Published in the April 5, 2017 edition

LYNNFIELD — Board of Selectmen and Finance Committee held its annual joint public hearing on the Fiscal Year 2018 budget Monday night.

The meeting was sparsely attended in comparison with other years, which may have been attributable partly to the fact that the Lynnfield Center Water District (LCWD) was holding its annual meeting on the controversial topic of whether to return to the practice of fluoridating the district’s water. About 65 residents attended that meeting and the water will be fluoridated once again.

After the joint session ended, the FinCom members met to discuss the budget and ultimately endorsed Town Administrator Jim Boudreau’s recommended budgets totaling $53.2M for the FY18 operating budget and the $1,796,418 capital budget.
The FinCom also discussed various warrant article recommendations or whether certain articles would need to be deferred until its meeting held immediately prior to the April 24 Town Meeting or on the floor of Town Meeting itself.

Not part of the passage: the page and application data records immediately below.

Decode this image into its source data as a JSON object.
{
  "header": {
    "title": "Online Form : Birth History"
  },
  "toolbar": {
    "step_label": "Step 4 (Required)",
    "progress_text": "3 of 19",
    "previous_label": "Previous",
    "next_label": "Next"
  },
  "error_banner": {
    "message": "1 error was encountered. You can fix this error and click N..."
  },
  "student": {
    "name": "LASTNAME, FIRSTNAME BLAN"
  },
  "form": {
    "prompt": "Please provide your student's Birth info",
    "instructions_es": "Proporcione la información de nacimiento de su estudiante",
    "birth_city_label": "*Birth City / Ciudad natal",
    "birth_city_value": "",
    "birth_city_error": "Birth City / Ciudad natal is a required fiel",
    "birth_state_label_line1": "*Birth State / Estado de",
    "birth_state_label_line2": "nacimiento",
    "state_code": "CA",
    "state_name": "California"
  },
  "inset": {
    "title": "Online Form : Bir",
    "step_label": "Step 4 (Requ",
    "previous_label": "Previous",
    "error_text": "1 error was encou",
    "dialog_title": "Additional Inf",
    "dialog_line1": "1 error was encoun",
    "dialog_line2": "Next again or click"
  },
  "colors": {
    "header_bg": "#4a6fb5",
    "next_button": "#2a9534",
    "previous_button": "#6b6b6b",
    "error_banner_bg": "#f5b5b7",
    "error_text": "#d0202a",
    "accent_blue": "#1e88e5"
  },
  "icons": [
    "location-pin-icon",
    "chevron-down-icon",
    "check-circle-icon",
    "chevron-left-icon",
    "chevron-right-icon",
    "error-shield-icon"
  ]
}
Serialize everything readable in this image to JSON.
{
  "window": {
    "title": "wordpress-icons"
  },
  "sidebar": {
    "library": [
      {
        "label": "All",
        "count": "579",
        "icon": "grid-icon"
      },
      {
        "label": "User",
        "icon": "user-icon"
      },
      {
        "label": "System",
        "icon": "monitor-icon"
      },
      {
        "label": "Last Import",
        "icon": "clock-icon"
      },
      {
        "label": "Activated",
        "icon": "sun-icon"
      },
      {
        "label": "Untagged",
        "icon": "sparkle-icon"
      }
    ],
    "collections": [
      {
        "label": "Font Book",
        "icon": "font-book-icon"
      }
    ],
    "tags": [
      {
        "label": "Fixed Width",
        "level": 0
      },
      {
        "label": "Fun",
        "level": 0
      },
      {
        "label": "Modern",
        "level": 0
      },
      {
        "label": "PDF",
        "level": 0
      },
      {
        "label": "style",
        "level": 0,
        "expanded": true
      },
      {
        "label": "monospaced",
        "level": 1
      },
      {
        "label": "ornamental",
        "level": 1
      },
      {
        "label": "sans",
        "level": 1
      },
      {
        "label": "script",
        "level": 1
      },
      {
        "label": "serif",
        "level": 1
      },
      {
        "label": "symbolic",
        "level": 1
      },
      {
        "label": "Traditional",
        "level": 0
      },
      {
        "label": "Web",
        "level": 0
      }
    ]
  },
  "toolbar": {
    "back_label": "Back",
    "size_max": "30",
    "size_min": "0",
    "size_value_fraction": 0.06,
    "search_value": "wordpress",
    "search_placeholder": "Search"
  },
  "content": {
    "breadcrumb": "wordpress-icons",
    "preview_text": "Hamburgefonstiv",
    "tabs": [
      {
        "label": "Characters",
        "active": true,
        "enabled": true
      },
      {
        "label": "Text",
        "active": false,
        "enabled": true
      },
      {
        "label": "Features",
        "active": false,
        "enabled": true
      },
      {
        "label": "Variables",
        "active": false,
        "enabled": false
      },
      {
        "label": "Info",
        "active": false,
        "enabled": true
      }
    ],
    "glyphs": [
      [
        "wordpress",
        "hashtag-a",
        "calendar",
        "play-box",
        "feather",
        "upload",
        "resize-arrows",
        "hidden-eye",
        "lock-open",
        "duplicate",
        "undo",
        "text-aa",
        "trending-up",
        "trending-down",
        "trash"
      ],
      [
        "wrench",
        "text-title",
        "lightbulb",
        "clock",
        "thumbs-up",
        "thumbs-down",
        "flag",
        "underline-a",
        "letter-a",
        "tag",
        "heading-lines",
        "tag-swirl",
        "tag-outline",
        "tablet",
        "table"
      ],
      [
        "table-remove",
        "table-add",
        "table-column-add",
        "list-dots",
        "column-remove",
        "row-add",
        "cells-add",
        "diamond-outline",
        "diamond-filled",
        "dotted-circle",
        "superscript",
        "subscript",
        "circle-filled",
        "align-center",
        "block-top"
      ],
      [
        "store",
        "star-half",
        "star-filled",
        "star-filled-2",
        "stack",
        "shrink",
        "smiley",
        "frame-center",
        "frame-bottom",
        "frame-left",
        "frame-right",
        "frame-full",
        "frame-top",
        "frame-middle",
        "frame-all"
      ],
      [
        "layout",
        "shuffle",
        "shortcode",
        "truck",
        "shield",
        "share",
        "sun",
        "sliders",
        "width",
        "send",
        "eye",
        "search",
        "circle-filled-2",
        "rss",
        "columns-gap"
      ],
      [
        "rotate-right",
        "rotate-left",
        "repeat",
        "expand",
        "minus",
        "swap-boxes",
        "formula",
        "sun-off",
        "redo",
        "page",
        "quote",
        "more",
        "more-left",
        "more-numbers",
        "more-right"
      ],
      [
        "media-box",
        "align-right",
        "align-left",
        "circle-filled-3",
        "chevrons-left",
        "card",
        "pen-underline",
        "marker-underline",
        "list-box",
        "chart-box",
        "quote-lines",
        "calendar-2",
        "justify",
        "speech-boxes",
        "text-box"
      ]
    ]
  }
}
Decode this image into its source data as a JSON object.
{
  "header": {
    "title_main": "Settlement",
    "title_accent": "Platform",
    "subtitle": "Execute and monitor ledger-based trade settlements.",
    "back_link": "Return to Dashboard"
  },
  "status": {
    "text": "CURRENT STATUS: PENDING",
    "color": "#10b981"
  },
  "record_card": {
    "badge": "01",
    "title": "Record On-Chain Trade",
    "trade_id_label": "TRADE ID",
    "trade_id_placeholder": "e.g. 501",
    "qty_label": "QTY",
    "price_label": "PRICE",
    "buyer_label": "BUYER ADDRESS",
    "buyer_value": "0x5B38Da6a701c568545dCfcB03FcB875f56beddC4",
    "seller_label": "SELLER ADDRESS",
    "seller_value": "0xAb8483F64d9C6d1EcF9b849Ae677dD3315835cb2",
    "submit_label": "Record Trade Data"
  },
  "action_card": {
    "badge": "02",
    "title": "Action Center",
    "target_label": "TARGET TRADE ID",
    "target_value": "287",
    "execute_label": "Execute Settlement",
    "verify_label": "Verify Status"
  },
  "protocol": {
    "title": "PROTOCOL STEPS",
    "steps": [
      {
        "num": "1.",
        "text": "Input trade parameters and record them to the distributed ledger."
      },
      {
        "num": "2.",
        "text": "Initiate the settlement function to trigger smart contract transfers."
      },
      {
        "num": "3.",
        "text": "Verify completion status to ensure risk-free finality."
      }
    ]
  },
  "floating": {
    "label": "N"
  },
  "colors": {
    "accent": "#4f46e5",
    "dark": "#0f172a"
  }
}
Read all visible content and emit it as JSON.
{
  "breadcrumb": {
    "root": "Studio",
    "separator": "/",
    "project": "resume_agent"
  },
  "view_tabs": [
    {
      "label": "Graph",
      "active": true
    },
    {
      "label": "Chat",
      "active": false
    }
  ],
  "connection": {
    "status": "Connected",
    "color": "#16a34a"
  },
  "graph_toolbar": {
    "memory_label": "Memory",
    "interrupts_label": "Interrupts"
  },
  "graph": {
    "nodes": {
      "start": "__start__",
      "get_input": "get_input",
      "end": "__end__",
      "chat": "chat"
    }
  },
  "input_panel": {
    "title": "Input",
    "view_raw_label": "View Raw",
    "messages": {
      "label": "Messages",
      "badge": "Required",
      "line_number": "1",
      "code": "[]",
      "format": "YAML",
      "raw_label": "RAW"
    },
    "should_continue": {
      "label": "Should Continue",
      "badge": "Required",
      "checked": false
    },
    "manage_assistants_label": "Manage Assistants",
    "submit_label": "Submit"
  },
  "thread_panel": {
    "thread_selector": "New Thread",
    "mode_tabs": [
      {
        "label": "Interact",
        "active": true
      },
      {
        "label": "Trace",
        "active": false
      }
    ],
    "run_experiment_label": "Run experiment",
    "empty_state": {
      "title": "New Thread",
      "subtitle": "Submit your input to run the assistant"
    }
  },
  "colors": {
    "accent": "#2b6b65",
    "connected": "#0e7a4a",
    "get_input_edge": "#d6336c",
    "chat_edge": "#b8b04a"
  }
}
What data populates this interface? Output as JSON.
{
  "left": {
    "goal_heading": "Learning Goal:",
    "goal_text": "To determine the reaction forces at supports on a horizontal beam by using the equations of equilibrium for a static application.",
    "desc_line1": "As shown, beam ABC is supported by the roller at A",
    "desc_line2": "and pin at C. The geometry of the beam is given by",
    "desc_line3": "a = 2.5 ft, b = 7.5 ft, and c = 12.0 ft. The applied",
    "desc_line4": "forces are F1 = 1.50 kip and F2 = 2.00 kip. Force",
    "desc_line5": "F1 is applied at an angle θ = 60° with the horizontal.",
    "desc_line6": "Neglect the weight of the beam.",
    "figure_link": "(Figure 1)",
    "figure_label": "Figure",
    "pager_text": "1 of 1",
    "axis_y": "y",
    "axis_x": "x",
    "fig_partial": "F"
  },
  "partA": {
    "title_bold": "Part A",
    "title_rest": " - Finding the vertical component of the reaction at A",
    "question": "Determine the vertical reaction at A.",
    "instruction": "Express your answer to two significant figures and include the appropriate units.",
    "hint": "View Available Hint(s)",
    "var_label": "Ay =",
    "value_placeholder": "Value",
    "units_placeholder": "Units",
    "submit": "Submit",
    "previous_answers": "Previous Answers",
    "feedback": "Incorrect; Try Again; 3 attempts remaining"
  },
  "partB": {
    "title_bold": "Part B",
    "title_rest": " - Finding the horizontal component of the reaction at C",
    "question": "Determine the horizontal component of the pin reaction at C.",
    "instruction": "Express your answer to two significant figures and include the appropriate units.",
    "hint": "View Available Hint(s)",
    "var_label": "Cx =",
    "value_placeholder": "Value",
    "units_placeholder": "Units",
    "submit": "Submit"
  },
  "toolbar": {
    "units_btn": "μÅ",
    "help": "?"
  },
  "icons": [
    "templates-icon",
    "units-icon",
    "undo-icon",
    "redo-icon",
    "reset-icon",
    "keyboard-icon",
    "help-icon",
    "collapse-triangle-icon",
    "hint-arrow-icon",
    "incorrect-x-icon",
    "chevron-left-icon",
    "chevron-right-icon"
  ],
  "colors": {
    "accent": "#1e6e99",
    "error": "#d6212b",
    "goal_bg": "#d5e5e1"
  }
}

During the joint public hearing, FinCom Chairman Jack Dahlstedt went through the operating and capital budgets line by line, providing residents with an opportunity to speak on issues of concern to them during the hearing and provided for general comments at the end before the joint session ended.

Wallace McKenzie asked why the Board of Selectmen is the only board in town that regularly posts its materials and engages the public about its upcoming meetings through email notifications whereas other boards and commissions require the public to ferret out this information themselves. He’d like to see the town take advantage of the software available to do this.

McKenzie was also concerned about the potential impact a tax abatement sought by National Development due to a challenge to the valuation of its property could have on future town budgets.

Boudreau said the outcome of that abatement hearing was not yet known when he spoke to the chief assessor earlier in the day.

Selectmen Chairman Phil Crawford said that the town has a budgeted amount set aside to cover abatement requests each year. Funds that are not used are returned to the town.

McKenzie asked what would happen if National Development was given an abatement of $500,000. Crawford said, “It would be an adjustment on a future budget.”

Boudreau explained that “MarketStreet is contesting their value, so if you reduce their value the entire value of the town comes down.”

Dahlstedt added that in the example used, that $500,000 loss in revenue from the value of those taxable assets would get “spread among 4,000 households.”

Under the school budget line item, Patricia Campbell reiterated her perennial concern that the town spends too much money on buses that are not filled with students. She believes the town may need to have either fewer buses or smaller buses “to better fit the amount of children we are picking up.”

Dahlstedt reassured her that the FinCom subcommittee to the school department had lengthy discussions on how they manage the capacity of the students on the buses and added that the town’s new DPW Director, John Tomasz, is very interested in “understanding the balance between what we own and what we sub out.”

Dahlstedt added that the town may have reached its “tipping point” where it no longer makes sense to contract out much of its bus services due to the alarming increases in the contract over the past few years.

Campbell also asked whether the Senior Center van (that will be included in the capital budget) would be equipped with three-point restraints rather than just hip belts because it is taken on the highway.

Under the budgets for the library and recreation, respectively, Campbell asked for more programming for those over 50, those without children or empty nesters, pointing out that Senior Center services cannot be used before age 60.

Campbell also commented that it appears there are more school administrative positions being created each year, which are very expensive, and as a retired teacher she does not see the benefit of such emphasis on “top down leadership.” She is also concerned by increases she has seen in administrative salaries for specialists and often sees a correlation between a bump in a salary and an administrator’s planned retirement a few years down the road.

Selectman Dick Dalton asked Boudreau why there was still $50,000 slated for the “pay increase fund” if the town’s contracts have been settled. Boudreau said one contract with the police dispatchers still has not been settled. This line item is also used for two other purposes, he said: to cover any potential math errors in salaries and “the department head bonus pool” is funded through this line item as well.

Campbell referred to the town’s OPED debt of $70M as the “elephant in the room,” adding that, “it doesn’t console me that other towns have the same problem…people ought to know we have a severe indebtedness for our retirees,” she said.

Dahlstedt said that those who work in the industry understand this issue all too well, but he explained that the town also pays its obligations to retirees year to year and the trust would only come into play if the town became unable to fulfill its obligations.

“I personally believe there will be more guidance in the next few years,” he said, adding that he was initially “skeptical about creating a trust specifically for OPED,” noting he was overruled on that point. “We are putting away what we can,” he said. Additionally, in the future the way the town structures this liability will “diminish” because of “how we are contracting with our current employees,” he said.

It is being recommended that the town transfer $300,000 to the OPED trust in FY18, which is $100,000 more than the town deposited in FY17 from the operating budget.